[Items from an interface collection]
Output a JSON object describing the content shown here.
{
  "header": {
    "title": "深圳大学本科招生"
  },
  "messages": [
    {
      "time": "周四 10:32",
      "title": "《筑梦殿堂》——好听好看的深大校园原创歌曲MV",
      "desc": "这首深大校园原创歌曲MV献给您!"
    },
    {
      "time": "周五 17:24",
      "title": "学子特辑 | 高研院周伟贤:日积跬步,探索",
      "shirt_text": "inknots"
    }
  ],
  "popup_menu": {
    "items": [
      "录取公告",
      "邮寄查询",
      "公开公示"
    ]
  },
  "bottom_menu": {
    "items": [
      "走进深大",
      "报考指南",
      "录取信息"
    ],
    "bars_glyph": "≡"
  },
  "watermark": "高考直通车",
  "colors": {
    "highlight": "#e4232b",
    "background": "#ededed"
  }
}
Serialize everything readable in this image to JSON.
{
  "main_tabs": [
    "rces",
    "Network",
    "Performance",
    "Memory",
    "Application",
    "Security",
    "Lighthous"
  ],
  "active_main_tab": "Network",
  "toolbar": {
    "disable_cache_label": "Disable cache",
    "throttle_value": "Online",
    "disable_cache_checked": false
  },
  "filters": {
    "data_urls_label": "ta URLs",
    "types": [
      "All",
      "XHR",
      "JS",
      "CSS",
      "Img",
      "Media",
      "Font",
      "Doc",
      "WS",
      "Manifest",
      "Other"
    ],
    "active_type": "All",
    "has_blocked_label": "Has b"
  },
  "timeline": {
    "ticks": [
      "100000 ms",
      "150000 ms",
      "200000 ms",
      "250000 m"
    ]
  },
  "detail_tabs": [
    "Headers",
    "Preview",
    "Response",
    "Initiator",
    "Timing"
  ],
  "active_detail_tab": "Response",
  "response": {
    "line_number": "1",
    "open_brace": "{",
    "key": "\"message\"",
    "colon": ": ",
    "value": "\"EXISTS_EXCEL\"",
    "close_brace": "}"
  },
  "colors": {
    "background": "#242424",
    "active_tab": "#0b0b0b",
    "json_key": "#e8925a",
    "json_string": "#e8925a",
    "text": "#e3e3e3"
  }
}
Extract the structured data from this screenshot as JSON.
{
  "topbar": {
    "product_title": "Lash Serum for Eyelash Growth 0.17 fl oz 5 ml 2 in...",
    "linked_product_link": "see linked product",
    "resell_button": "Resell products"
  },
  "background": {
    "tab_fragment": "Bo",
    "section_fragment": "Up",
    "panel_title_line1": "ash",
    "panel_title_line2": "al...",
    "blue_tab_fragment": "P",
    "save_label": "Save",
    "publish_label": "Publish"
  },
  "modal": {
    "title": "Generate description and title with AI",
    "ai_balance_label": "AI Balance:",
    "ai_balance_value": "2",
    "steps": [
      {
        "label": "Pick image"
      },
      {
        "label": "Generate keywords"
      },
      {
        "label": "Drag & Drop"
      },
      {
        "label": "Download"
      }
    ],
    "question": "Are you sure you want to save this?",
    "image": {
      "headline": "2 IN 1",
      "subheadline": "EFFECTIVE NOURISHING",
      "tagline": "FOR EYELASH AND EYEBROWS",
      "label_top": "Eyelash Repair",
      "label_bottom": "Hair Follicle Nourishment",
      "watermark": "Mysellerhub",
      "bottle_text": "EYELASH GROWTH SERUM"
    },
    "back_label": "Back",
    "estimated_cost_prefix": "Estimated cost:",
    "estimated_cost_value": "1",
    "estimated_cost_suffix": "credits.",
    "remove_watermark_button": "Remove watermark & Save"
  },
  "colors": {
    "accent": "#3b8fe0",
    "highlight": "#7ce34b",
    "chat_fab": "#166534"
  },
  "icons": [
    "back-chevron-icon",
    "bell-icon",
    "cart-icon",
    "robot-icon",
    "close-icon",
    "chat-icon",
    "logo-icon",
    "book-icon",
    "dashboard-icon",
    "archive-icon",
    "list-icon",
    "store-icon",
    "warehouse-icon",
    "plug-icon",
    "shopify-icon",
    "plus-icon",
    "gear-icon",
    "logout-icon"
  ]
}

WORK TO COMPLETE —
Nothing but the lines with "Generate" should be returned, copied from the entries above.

ANSWER SPACE —
    "title": "Generate description and title with AI",
        "label": "Generate keywords"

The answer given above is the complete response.